2. You’ve never had a credit score
If you’re checking your credit score for the first time, you’re looking in the right place, and you’re getting results like “credit score unavailable,” then it’s possible that you have no credit score at all. In this case, you’re considered “unscorable” or “credit invisible.”
If you haven’t gotten a credit score yet, it probably means one of the following things:
- You don’t have any credit accounts: If you haven’t yet opened your first credit account (e.g., because you’re young or a recent immigrant), then you won’t have a credit score. This is because FICO and VantageScore calculate your credit score based on your credit activity in the US.
- You’ve only recently started using credit: If you only just opened your first credit account, your lender may not have reported your account to the credit bureaus yet. Even if they have, FICO won’t generate a score for you until your account is at least 6 months old. 2 VantageScore will generate a score after just one month, but their scoring model is less popular than FICO’s.
- Your creditor isn’t reporting your credit account activity: Most lenders report credit accounts to the major credit reporting agencies, but some only report to one bureau or none at all. If you’re checking your score with a credit bureau none of your lenders reports to, then you won’t see a credit score.
3. You haven’t used credit in a while
If you previously had a credit score but you can no longer find it through your score provider, it could be because you’re no longer considered scorable by FICO or VantageScore. This generally happens when your credit report only lists closed or old accounts.
To generate a score, most credit scoring models require that one or more of your accounts be active within the past 6 months. Any credit activity that occurred before this time is considered “stale” information and may not be factored into the calculation of your credit score. 3
4. There’s been an error
If you’ve been using credit for more than 6 months and your lender has been reporting your activity to the credit bureaus, then you should be able to access your score from FICO, Experian, Equifax, TransUnion, or a third-party score provider.
If your credit score isn’t showing up, then it could be due to an error (either a technical glitch or a credit reporting mistake).
Contact your score provider directly by phone or mail if you think there’s been an error.
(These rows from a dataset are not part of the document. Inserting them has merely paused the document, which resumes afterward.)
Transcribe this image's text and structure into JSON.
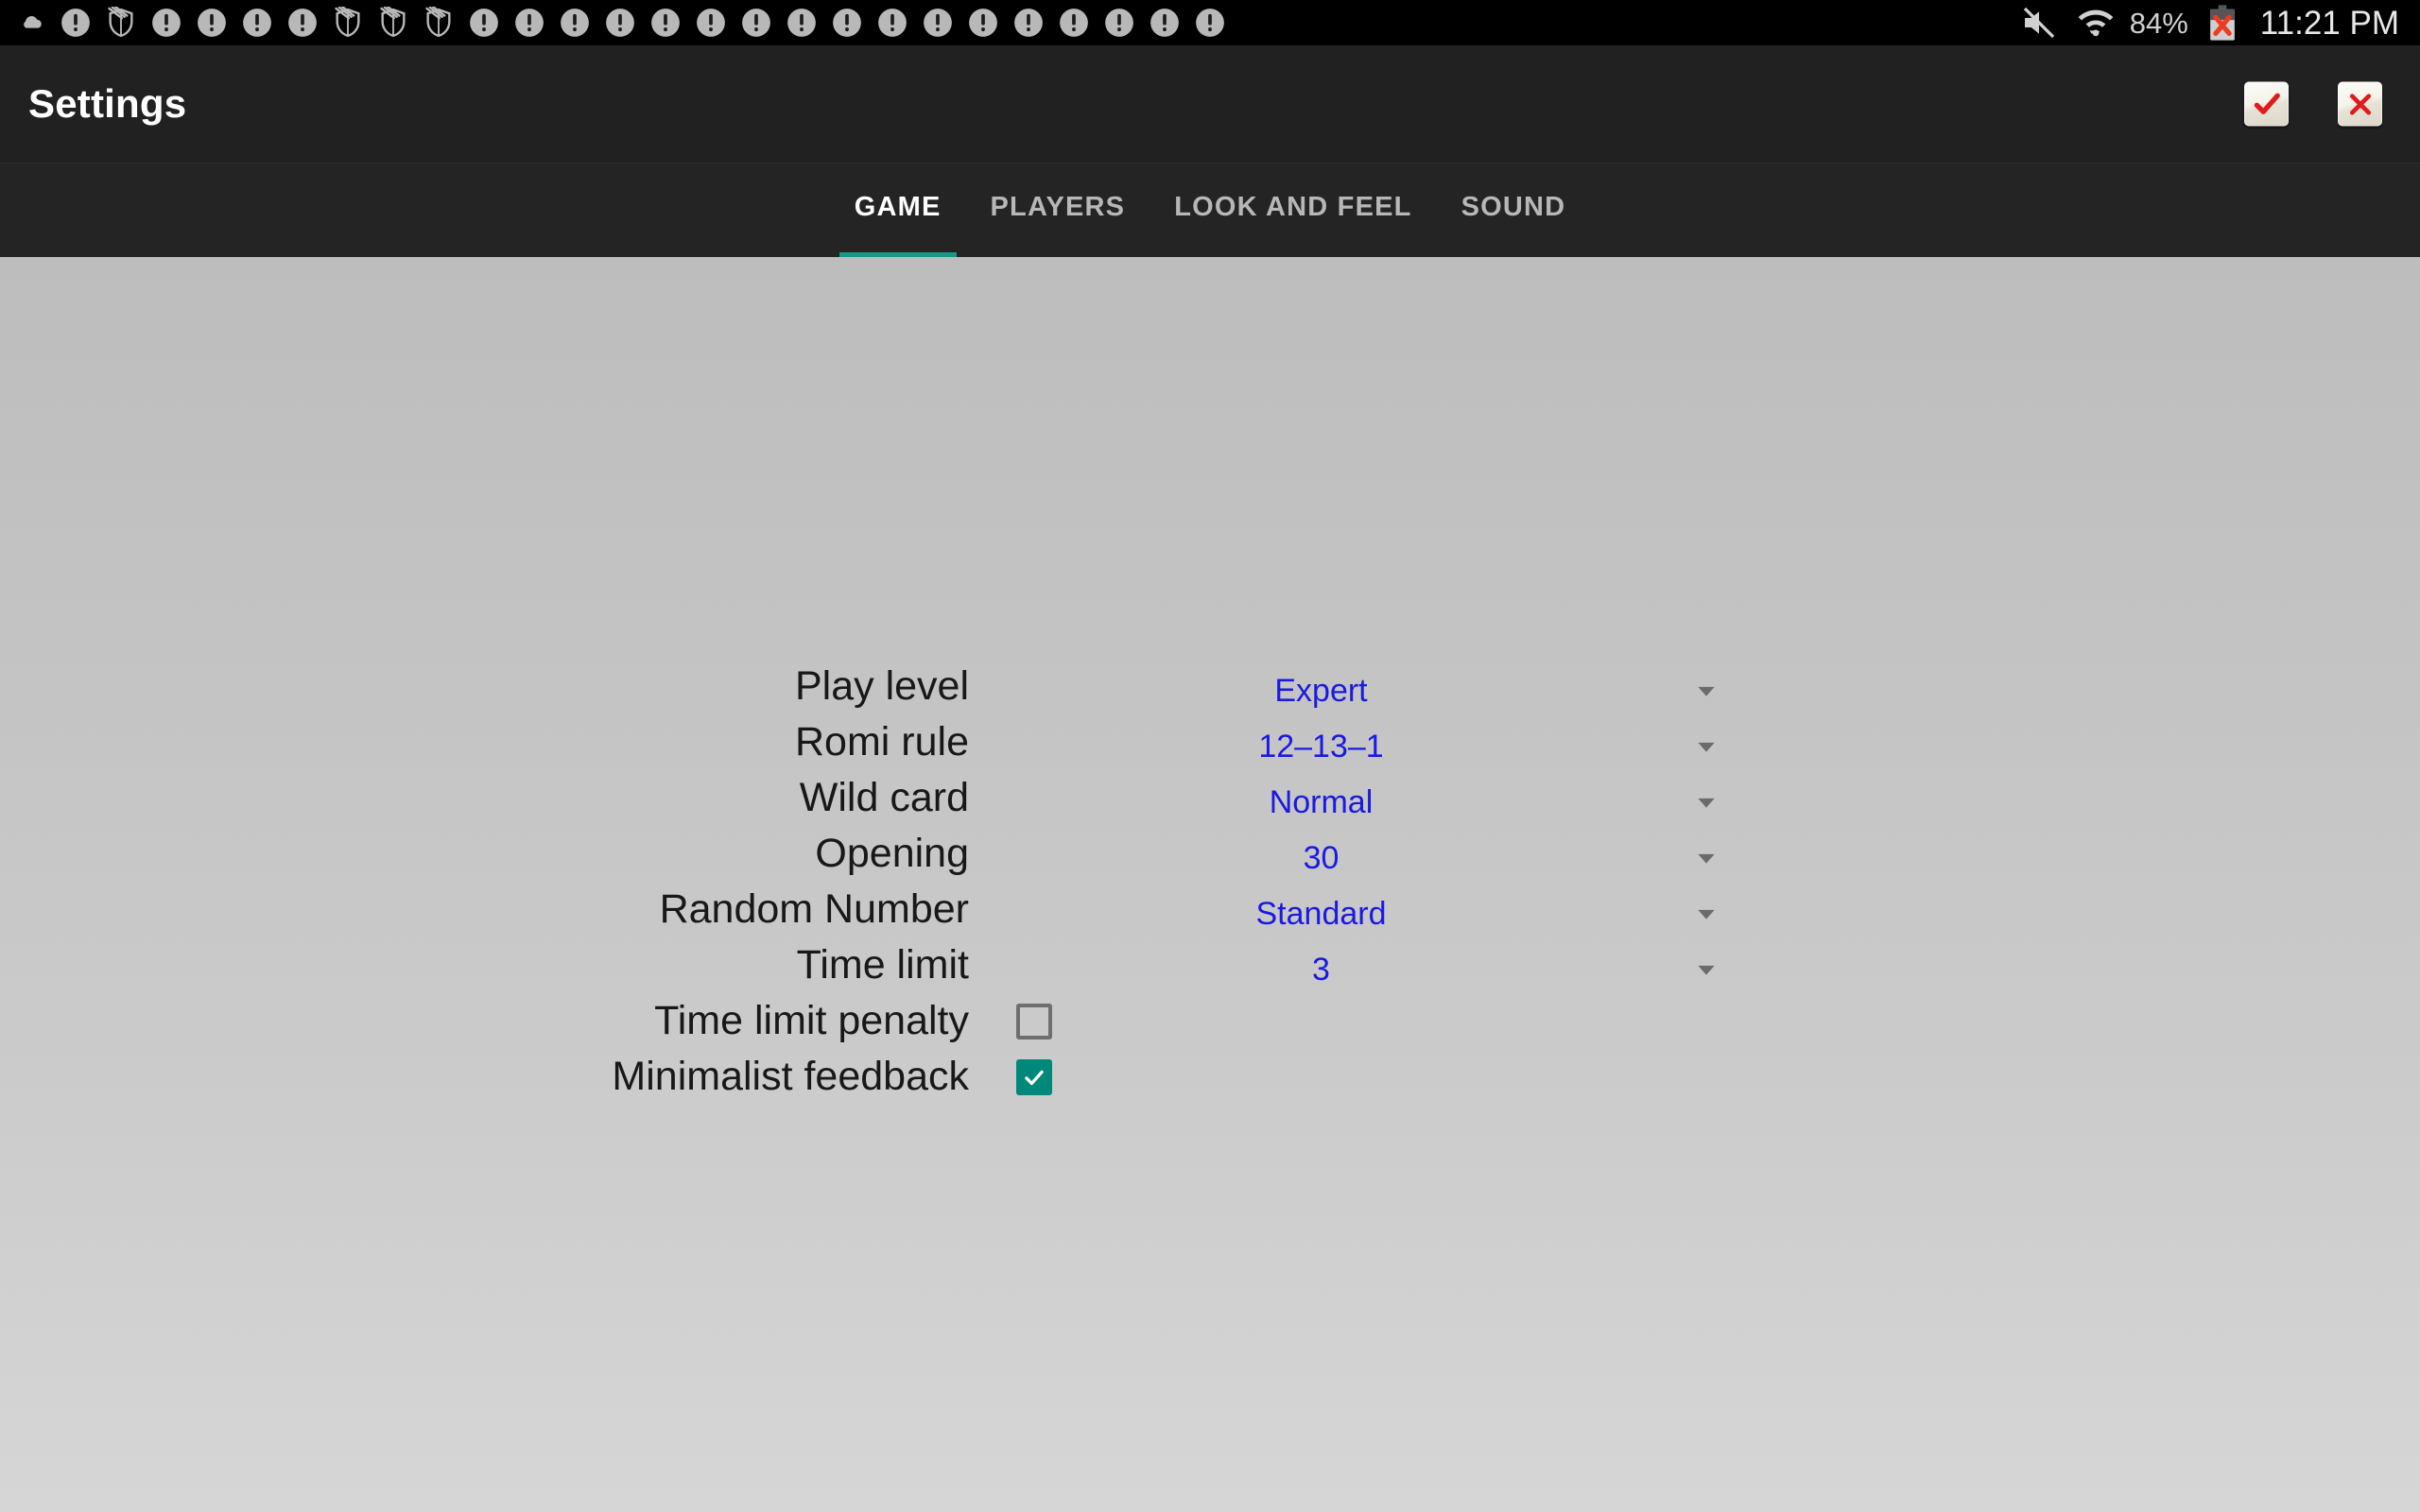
{
  "status_bar": {
    "icons": [
      {
        "name": "cloud-icon"
      },
      {
        "name": "alert-circle-icon"
      },
      {
        "name": "shield-off-icon"
      },
      {
        "name": "alert-circle-icon"
      },
      {
        "name": "alert-circle-icon"
      },
      {
        "name": "alert-circle-icon"
      },
      {
        "name": "alert-circle-icon"
      },
      {
        "name": "shield-off-icon"
      },
      {
        "name": "shield-off-icon"
      },
      {
        "name": "shield-off-icon"
      },
      {
        "name": "alert-circle-icon"
      },
      {
        "name": "alert-circle-icon"
      },
      {
        "name": "alert-circle-icon"
      },
      {
        "name": "alert-circle-icon"
      },
      {
        "name": "alert-circle-icon"
      },
      {
        "name": "alert-circle-icon"
      },
      {
        "name": "alert-circle-icon"
      },
      {
        "name": "alert-circle-icon"
      },
      {
        "name": "alert-circle-icon"
      },
      {
        "name": "alert-circle-icon"
      },
      {
        "name": "alert-circle-icon"
      },
      {
        "name": "alert-circle-icon"
      },
      {
        "name": "alert-circle-icon"
      },
      {
        "name": "alert-circle-icon"
      },
      {
        "name": "alert-circle-icon"
      },
      {
        "name": "alert-circle-icon"
      },
      {
        "name": "alert-circle-icon"
      }
    ],
    "mute_icon": "volume-muted-icon",
    "wifi_icon": "wifi-icon",
    "battery_percent": "84%",
    "battery_icon": "battery-error-icon",
    "clock": "11:21 PM"
  },
  "header": {
    "title": "Settings",
    "confirm_label": "confirm",
    "cancel_label": "cancel",
    "confirm_icon": "check-icon",
    "cancel_icon": "x-icon"
  },
  "tabs": [
    {
      "label": "GAME",
      "active": true
    },
    {
      "label": "PLAYERS",
      "active": false
    },
    {
      "label": "LOOK AND FEEL",
      "active": false
    },
    {
      "label": "SOUND",
      "active": false
    }
  ],
  "settings": {
    "dropdown_rows": [
      {
        "label": "Play level",
        "value": "Expert",
        "caret_icon": "chevron-down-icon"
      },
      {
        "label": "Romi rule",
        "value": "12‒13‒1",
        "caret_icon": "chevron-down-icon"
      },
      {
        "label": "Wild card",
        "value": "Normal",
        "caret_icon": "chevron-down-icon"
      },
      {
        "label": "Opening",
        "value": "30",
        "caret_icon": "chevron-down-icon"
      },
      {
        "label": "Random Number",
        "value": "Standard",
        "caret_icon": "chevron-down-icon"
      },
      {
        "label": "Time limit",
        "value": "3",
        "caret_icon": "chevron-down-icon"
      }
    ],
    "checkbox_rows": [
      {
        "label": "Time limit penalty",
        "checked": false
      },
      {
        "label": "Minimalist feedback",
        "checked": true
      }
    ]
  },
  "colors": {
    "accent_teal": "#159b88",
    "checkbox_teal": "#00897b",
    "value_blue": "#1a1ae0",
    "header_bg": "#212121",
    "statusbar_bg": "#000000",
    "action_red": "#e01b1b"
  }
}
You can contact the major credit reporting agencies using the links below:
What to do if you don’t have a credit score
If it turns out your score isn’t showing up because you don’t have one, don’t panic. You won’t be penalized for not having a score.
However, having one can certainly make your life easier. For instance, if you don’t have a credit score, you may need a cosigner to take out a loan or get an apartment, and utility, cable, or phone companies may ask you to pay a deposit before they offer you their products and services.
Moreover, having good credit comes with various benefits. For example, you’ll have more options when applying for different types of credit and get lower interest rates because lenders will be able to see that you’re a trustworthy borrower.
If you decide you want a credit score, then you’ll need to start building credit. There are credit hacks that’ll allow you to obtain your score more quickly, but at its core, credit-building is really very simple. You just have to:
- Get a credit account: The first step is obviously to get a credit account (i.e., a credit card). Start by picking a card from our list of credit cards for no credit, which you’ll be able to qualify for even though you don’t have a credit score yet. You should also consider getting a credit-builder loan, which is specifically designed for people who are just starting out and want to establish a positive credit history.
- Make regular payments: Once you’ve gotten access to a line of credit, all you have to do is use it regularly and make sure you always pay your bills on time. This will build your payment history, which is the most important component in the calculation of your credit score.
Follow those steps and in six months or less, your credit score should finally appear and you’ll be able to enjoy all of the benefits of having good credit.